On Fri, 13 Jun 2003, Andrew Pimlott wrote:
> On Thu, Jun 12, 2003 at 02:27:24AM -0700, Avi Bryant wrote:
> > Never mind that you *could* trivially set up, say, a Squeak image so that
> > you could edit source in a file and run it from the shell - that would be
> > completely missing the point, and you might as well be using Ruby. This
> > isn't something that would even occur to a non-programmer ("yeah, Excel
> > is nice, but I'd rather edit my spreadsheet with a text editor...")
> I would _so_ rather edit my spreadsheet with a text editor. I'm not
> an experienced spreadsheet user, but every time I've tried, it's
> become an unmaintainable mess. How do you debug a spreadsheet? If
> something's wrong, do you have to inspect every single cell to find
> the problem? Or is there some better way I'm missing? (Hom many

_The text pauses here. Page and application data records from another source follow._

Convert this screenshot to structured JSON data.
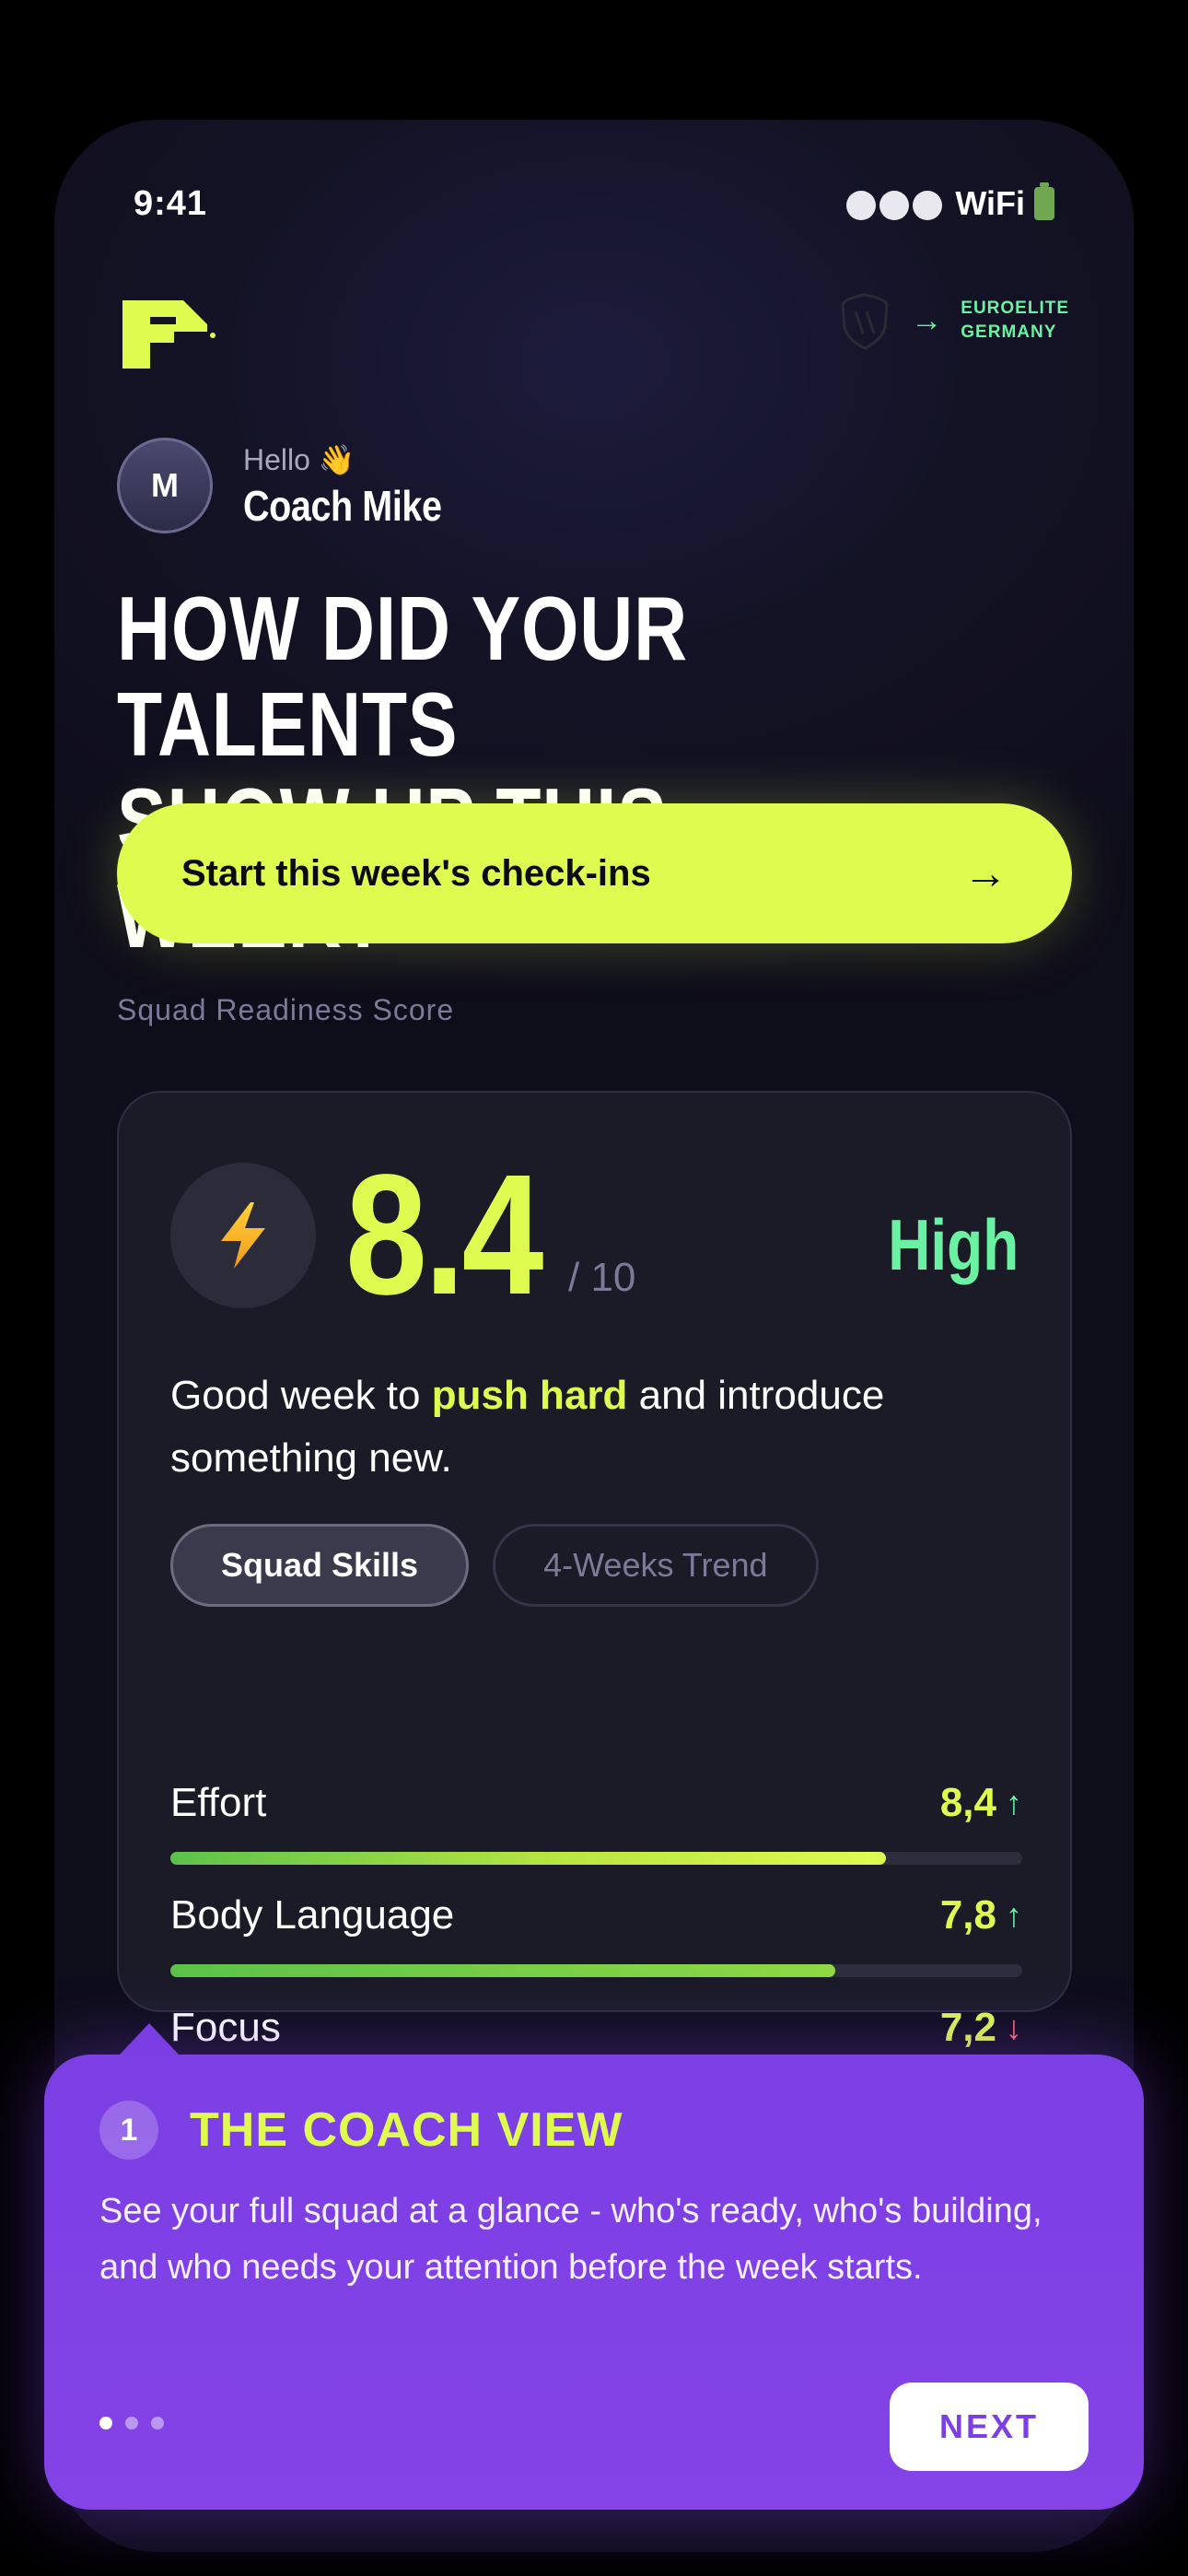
{
  "status_bar": {
    "time": "9:41",
    "network": "WiFi"
  },
  "club": {
    "name_line1": "EUROELITE",
    "name_line2": "GERMANY"
  },
  "greeting": {
    "hello": "Hello 👋",
    "name": "Coach Mike",
    "avatar_initial": "M"
  },
  "headline": {
    "line1": "HOW DID YOUR TALENTS",
    "line2": "SHOW UP THIS WEEK?"
  },
  "cta": {
    "label": "Start this week's check-ins",
    "arrow": "→"
  },
  "readiness": {
    "section_label": "Squad Readiness Score",
    "score": "8.4",
    "score_max": "/ 10",
    "level": "High",
    "desc_before": "Good week to ",
    "desc_highlight": "push hard",
    "desc_after": " and introduce something new.",
    "tabs": [
      {
        "label": "Squad Skills",
        "active": true
      },
      {
        "label": "4-Weeks Trend",
        "active": false
      }
    ],
    "metrics": [
      {
        "label": "Effort",
        "value": "8,4",
        "trend": "↑",
        "fill": 0.84
      },
      {
        "label": "Body Language",
        "value": "7,8",
        "trend": "↑",
        "fill": 0.78
      },
      {
        "label": "Focus",
        "value": "7,2",
        "trend": "↓",
        "fill": 0.72
      }
    ]
  },
  "tooltip": {
    "step": "1",
    "title": "THE COACH VIEW",
    "body": "See your full squad at a glance - who's ready, who's building, and who needs your attention before the week starts.",
    "next_label": "NEXT",
    "page": 1,
    "pages": 3
  },
  "colors": {
    "accent": "#dffb4f",
    "positive": "#6af2a2",
    "negative": "#ff6f7a",
    "tooltip": "#7b3fe4"
  },
  "icons": {
    "logo": "brand-f-logo",
    "crest": "club-crest",
    "bolt": "lightning-bolt"
  }
}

> real-world spreadsheets do you suppose have an unnoticed error due
> to a stray keypress?)
> I usually end up rewriting the spreadsheet in a normal programming

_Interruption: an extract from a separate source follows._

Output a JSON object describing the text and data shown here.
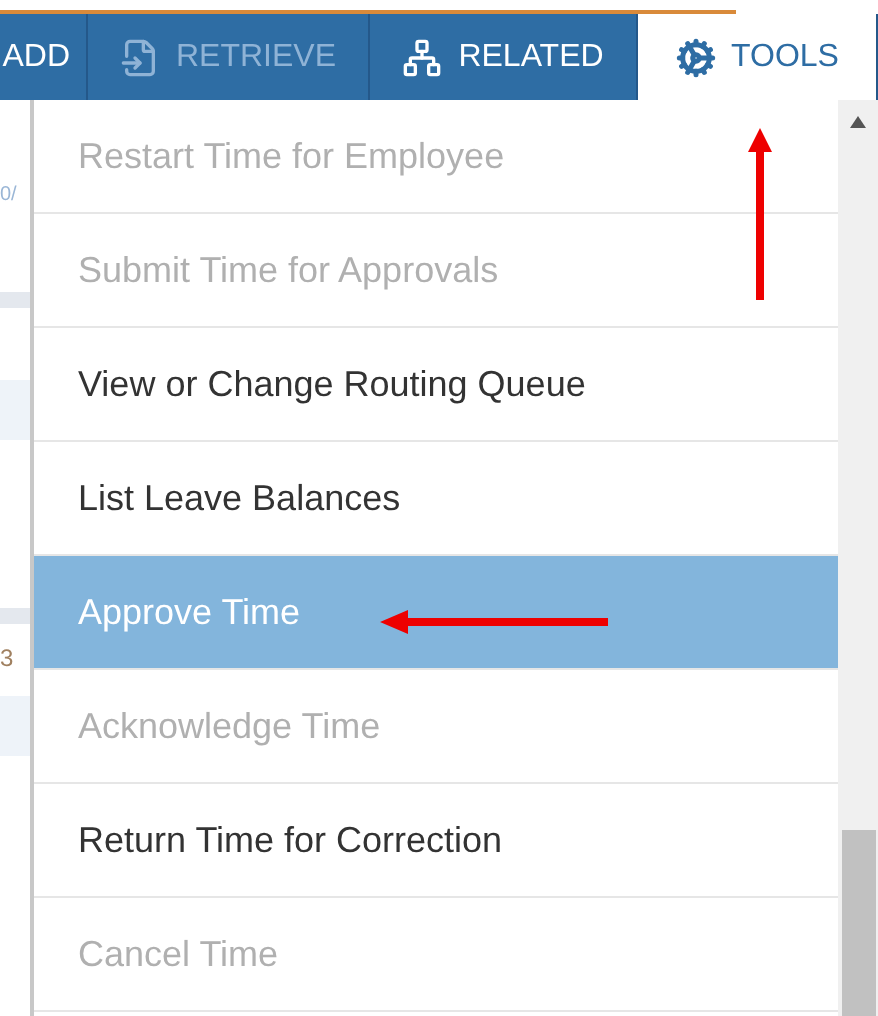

> language, with hacked-up spreadsheet-like helper functions, and
> spitting out the results in a crude text form. At least then I can
> organize things in a logical fashion, include comments, try out
> different variations without getting all mixed up, etc.
> What I would really like is an environment in which I could program
> the logic in a text editor, then map the inputs and outputs to
> grids, graphs, and charts in arbitrary ways.
> Non-programmers achieve impressive results with spreadsheets, and I
> don't begrudge them this tool. But I suspect there would be
> something better for both programmers and non-programmers if the
> spreadsheet were not so entrenched.
There are several "Emacs spreadsheets". There are also several systems for
placing in ascii text things that will be evaluated and returned right in
the ascii, which is often html, and the rest is passed on "unevaluated" to
form the whole text object.
Certainly it would be good for a spreadsheet system to make available the
source code for any spreadsheet. I do not know if any of the popular
spreadsheet systems do this.
The issue is general. Code is often a collection of objects, such as
source, fasls, relocatable binaries, call graph pictures, test suites,
histories, etc. and we should frankly admit this, and recognize that
category theory is good for something besides names of devices to help
functional programming systems do IO.